**What the exercise asks**
From the listing below, return each line that includes "Protection".

**Dataset content**
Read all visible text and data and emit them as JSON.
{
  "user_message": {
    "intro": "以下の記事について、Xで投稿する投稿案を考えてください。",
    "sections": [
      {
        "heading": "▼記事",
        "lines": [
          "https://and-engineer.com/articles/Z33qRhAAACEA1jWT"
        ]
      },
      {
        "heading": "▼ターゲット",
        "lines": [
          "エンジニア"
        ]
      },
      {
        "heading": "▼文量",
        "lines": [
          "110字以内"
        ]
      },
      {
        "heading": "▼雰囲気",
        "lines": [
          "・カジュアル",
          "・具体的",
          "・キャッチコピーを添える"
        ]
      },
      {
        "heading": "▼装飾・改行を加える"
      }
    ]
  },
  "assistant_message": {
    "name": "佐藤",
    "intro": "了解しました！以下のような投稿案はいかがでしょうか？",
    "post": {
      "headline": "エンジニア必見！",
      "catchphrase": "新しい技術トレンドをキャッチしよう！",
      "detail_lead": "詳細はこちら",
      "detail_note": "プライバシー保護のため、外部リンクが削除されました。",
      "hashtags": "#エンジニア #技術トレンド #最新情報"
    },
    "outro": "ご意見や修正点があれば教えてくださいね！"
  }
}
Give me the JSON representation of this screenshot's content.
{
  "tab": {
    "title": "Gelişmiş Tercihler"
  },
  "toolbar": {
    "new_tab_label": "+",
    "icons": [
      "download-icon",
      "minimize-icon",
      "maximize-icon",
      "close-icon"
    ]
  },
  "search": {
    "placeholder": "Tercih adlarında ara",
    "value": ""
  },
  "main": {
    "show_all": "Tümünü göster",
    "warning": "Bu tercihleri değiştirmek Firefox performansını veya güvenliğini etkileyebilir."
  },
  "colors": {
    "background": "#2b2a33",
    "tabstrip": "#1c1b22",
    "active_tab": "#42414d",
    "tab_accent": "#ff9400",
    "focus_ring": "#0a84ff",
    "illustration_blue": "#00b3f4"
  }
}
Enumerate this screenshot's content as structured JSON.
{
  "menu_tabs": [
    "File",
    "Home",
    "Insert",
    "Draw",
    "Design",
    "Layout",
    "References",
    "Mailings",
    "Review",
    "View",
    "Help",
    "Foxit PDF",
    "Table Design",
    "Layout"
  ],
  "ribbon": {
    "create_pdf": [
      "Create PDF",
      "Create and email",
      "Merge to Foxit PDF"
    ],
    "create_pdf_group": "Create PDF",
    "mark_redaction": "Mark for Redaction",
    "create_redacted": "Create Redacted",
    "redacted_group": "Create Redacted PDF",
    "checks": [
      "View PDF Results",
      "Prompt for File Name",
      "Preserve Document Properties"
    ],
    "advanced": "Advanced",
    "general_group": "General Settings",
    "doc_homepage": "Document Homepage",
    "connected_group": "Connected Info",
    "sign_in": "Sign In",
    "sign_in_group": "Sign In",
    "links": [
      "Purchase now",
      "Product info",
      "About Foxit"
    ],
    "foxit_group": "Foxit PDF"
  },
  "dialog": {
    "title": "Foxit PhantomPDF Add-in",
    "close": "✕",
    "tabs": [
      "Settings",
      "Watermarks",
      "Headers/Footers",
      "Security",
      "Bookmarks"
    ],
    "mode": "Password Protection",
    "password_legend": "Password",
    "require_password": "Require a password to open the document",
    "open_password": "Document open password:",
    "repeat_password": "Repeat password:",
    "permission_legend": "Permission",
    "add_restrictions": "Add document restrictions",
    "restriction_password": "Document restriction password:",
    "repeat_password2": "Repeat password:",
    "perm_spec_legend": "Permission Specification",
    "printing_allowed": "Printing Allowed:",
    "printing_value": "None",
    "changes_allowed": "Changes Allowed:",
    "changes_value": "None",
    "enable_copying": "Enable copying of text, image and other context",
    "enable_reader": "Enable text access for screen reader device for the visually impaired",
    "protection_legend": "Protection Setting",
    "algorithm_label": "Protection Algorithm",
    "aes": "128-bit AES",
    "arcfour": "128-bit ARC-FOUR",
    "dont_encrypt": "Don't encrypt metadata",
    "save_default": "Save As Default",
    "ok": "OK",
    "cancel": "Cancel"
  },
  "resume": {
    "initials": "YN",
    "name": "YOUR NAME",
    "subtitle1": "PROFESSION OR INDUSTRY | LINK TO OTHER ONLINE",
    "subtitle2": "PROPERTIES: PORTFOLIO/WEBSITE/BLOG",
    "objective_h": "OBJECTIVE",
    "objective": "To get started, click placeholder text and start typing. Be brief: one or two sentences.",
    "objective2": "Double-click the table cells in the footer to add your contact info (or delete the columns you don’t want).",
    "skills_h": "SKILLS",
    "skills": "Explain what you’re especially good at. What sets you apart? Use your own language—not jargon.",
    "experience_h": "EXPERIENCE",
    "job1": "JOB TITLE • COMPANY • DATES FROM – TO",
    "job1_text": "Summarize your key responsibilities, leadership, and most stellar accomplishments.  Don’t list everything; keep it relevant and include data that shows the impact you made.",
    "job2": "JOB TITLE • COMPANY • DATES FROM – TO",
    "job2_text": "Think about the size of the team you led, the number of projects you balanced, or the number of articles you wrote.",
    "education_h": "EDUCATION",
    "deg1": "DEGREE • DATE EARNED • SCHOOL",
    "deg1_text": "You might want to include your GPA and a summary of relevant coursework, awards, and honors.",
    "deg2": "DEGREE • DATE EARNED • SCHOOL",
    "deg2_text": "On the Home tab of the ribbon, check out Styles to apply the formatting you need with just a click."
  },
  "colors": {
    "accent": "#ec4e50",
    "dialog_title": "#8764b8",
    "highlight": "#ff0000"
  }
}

**Result below**
    "mode": "Password Protection",
    "protection_legend": "Protection Setting",
    "algorithm_label": "Protection Algorithm",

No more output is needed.